Jimmy Buffet sings these lyrics, and most will find something in Margaritaville with which to identify. We all struggle with change, some more than others certainly. Even when we overcome the struggle and accept change, many of us remain in passive mode. We deal with how change is transmitted, how it is manifested, and how it affects us. Few “cross the river” and become agents of change. To do so, we have to revert to habits we accepted as children and forego some of the assumptions we accept as adults.
First Corinthians says:
When I was a child, I spoke like a child, I thought like a child, I reasoned like a child. When I became a man, I gave up childish ways.
Understanding the wisdom this encompasses is simple. The message is clear, concise and persuasive. As a basic premise, however, I would suggest that giving up childish ways does not necessarily mean that we must give up thinking and reasoning like a child. I remember years ago going on vacation with my family and having to tell my kids to power-down their video players when the airplane door was closed. They asked “why,” and as the adult I gave them the best answer I could, “because the stewardess said so.”
I recently read The Secret Live of the Corporate Jester. This short book is full of messages and tips that can either help you understand how to be an agent of change, or at least how to understand why and how agents of change are operating in your organization. Understanding, at a minimum, is critical to you dealing with the change that results from the efforts of such agents.
Children bring to any process a critical element, not unlike that of the Corporate Jester. When you were a child, you always asked “why?” Every child does, to the consternation and frustration of every adult in the room. Such adults invariably seek the refuge of the comforting platitudes like “because,” or “because I said so.”
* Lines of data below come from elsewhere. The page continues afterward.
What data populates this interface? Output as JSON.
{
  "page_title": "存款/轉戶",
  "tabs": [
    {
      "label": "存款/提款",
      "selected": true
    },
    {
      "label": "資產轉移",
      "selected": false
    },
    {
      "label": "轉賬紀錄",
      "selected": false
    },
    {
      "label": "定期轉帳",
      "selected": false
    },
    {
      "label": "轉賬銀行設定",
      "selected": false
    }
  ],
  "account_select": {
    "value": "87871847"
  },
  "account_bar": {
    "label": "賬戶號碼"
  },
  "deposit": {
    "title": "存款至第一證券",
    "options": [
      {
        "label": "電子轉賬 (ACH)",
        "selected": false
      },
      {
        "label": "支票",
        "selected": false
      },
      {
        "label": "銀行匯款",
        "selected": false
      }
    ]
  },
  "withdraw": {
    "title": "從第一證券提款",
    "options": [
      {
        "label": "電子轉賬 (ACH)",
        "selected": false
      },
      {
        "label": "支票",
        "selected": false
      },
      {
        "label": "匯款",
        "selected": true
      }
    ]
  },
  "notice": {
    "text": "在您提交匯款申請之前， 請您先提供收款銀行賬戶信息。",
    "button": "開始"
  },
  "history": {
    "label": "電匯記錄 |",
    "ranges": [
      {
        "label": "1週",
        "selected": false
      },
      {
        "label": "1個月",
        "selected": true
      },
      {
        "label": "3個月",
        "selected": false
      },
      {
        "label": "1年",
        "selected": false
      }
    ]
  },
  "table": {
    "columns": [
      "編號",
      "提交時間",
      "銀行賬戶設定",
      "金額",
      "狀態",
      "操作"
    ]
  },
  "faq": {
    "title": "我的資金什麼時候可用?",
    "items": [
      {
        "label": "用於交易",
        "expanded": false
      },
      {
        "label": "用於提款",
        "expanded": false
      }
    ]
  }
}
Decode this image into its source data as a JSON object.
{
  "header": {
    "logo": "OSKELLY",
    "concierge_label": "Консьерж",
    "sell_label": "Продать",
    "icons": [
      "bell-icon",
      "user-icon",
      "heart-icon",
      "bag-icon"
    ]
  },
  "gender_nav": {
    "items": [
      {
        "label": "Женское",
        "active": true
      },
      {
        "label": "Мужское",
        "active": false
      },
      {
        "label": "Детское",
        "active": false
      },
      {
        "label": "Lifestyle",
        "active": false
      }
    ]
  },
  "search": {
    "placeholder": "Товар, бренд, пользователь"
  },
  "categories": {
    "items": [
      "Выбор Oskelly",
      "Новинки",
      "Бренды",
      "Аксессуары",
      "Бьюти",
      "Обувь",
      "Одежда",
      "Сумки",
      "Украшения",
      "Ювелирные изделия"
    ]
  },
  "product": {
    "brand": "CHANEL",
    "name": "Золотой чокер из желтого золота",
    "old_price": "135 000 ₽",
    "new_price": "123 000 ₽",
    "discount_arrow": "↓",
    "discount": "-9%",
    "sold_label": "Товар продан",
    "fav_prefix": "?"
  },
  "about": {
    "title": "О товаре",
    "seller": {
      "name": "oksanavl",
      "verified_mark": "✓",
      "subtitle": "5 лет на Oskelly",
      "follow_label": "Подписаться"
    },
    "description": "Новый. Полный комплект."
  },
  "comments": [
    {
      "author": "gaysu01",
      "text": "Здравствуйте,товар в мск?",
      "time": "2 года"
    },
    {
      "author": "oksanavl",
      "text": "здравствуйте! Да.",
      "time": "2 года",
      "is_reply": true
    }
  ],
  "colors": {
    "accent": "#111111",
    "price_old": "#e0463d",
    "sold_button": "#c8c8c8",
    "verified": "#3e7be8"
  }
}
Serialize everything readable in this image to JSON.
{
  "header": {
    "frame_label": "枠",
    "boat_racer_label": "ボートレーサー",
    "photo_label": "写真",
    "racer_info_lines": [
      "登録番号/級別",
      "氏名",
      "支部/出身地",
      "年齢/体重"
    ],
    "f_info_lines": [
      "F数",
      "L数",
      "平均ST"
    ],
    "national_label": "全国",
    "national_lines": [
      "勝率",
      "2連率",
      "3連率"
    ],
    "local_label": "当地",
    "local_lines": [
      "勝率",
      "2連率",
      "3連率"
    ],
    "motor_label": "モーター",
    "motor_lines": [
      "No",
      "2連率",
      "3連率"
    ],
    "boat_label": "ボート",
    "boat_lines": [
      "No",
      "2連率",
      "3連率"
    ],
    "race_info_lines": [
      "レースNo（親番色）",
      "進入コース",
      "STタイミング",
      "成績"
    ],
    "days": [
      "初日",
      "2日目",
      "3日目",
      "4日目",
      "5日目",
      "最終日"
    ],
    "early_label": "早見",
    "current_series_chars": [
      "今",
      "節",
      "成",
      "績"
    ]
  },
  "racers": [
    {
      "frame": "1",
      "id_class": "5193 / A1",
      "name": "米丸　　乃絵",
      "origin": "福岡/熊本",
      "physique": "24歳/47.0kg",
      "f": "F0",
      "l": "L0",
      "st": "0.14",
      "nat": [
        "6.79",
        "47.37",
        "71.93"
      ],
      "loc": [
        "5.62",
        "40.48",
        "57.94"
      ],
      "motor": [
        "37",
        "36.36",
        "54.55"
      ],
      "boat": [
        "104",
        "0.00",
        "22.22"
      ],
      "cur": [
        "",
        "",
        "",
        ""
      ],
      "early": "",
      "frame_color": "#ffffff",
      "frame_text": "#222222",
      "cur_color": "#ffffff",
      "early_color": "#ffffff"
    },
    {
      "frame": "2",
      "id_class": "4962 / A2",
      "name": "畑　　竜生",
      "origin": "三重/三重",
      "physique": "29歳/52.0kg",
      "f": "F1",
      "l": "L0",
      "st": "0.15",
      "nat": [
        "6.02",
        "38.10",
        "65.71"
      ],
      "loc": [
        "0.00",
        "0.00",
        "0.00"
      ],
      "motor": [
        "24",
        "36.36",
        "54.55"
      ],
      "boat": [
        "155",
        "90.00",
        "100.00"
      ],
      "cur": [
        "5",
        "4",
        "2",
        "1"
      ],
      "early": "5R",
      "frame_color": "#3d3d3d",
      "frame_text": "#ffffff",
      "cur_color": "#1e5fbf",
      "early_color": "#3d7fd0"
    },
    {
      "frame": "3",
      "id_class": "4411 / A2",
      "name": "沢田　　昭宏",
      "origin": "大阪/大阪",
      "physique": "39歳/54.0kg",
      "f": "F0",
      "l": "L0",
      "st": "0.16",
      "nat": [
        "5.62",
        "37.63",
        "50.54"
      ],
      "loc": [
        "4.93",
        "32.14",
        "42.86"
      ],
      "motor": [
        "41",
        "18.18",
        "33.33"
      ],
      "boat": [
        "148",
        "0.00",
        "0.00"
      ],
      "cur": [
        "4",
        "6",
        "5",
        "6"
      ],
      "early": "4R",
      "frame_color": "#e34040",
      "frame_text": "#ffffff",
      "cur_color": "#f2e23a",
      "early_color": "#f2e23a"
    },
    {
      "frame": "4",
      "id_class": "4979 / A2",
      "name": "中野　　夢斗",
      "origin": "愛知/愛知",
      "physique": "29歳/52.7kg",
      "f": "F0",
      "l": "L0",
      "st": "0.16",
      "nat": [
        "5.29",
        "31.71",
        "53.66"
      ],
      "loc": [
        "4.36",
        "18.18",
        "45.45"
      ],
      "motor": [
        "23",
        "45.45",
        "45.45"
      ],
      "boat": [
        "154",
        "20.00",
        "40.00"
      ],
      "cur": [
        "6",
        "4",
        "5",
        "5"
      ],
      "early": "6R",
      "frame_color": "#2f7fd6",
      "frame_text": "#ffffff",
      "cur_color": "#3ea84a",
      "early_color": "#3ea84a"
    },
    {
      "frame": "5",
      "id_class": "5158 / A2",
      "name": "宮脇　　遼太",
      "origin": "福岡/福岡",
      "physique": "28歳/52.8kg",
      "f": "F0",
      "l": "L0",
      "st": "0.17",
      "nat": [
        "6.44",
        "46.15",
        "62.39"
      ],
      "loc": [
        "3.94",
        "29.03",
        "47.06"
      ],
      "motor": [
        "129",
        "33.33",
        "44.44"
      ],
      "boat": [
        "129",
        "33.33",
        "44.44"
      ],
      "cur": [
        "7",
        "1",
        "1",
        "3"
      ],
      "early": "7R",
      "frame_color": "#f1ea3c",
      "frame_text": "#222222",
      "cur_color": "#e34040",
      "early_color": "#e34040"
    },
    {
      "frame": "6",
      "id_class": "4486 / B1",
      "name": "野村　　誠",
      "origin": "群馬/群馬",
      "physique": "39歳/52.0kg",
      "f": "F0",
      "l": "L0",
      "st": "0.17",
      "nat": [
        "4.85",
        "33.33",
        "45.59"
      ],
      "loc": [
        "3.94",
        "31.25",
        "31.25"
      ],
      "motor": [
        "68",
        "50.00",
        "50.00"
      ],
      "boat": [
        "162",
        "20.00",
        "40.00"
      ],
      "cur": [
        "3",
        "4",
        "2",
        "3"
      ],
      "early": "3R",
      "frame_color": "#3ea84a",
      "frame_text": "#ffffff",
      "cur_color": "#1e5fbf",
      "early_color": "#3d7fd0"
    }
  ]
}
Similarly, in organizations, the question is posed “why do we do it this way,” to which the only response all too often is “that’s the way we’ve always done it.” This may seem to us to be a reason, but in fact it is no more than “because” or “because I said so.” These are not intellectual responses. They are the kind of pabulum that people hide behind while they wait for someone to steal their Cheese, as described in another worthy book Who Moved My Cheese.
I often recount the story of the five monkeys to illustrate my point on this. I am not sure of the origin of this parable, which is restated across the Internet in support of a variety of arguments. However, the parable is interesting because it illustrates that people acclimate to their surroundings, and accept that things are appropriate simply because that is the way they have always been. Asked to articulate a logical explanation for the status quo, they are at a loss.
Innovators are among us. Some of them we see coming, and to their threats we can adjust. Others surprise us, and their innovations allow us no time to prepare and adjust. Their success will be our failure if our only reaction is to disregard or denigrate their innovation, convinced inherently of our own superiority and comfortable in our paradigm of “this has always worked,” or this “is how we’ve always done it.”
Returning to Corinthians, I would suggest that we need to far more often return to the innocence of the child, and speak like the child. Ask the “why” questions. Do so until the so called adults can provide an explanation that is beyond “because.” Think like a child. That is be curious, creative, and uninhibited. Reason like a child. This is not to say be a child. How does a child “reason?” A child reasons from a position of unmitigated curiosity and often a dearth of data. This juxtaposition leads the child’s reasoning model in which all presumptions are questioned and all conclusions must be supported by facts. Whether the answer is acceptable to the child is dependent upon the acceptance of each fact upon which the conclusion supposedly rests.
Last week the Chairman of the Federal Communication Commission (FCC) wrote a letter to the Federal Aviation Administration (FAA). Essentially, the FCC points out that there is absolutely no evidence that any portable electronic device can interfere in any way with any aircraft. The FAA’s own research fails to prove any foundation for the electronic device ban. Turns out there have been many times that passengers did not power-off their devices. Likewise, it turns out that none of those instances has resulted in any interference or mishap. Although claims of interference have been made by Boeing and others, no one has ever been able to replicate these instances. Furthermore, the ban on all electronic devices, some of which do not even transmit a signal such as a DVD player, is simply inexplicable. It is encouraging to see a Federal leader ask the “why” question. It is hoped that she will not accept the “because” answer that I provided my kids when explaining the inexplicable. Perhaps this FAA policy will be reconsidered in light of the absolute and complete dearth of data to support it?
To progress and grow, we must deny the efficacy of laddership and insist on the progress of leadership. That one is higher on the ladder, that it is this person’s “turn,” does not select the best leaders. A leader must have ideas, must question what others accept as assumptions of fact, and must focus the analysis on both the status quo and the potential for change. Are you a leader, a follower, or a “jester?”
Change for the sake of change, however, brings no value. First and foremost, our actions must be focused on bringing value. What goal are we striving for, and does that goal merit our effort? Is the goal appropriate and worthy? Within the filter of this touchstone, we must question why we do what we do. From where do our processes come? Are they the best, most efficient, processes to our goal?
Examples of the Five Monkeys
The Corporate Jester: http://www.corporatejester.com/
Who Moved My Cheese: http://www.whomovedmycheese.com/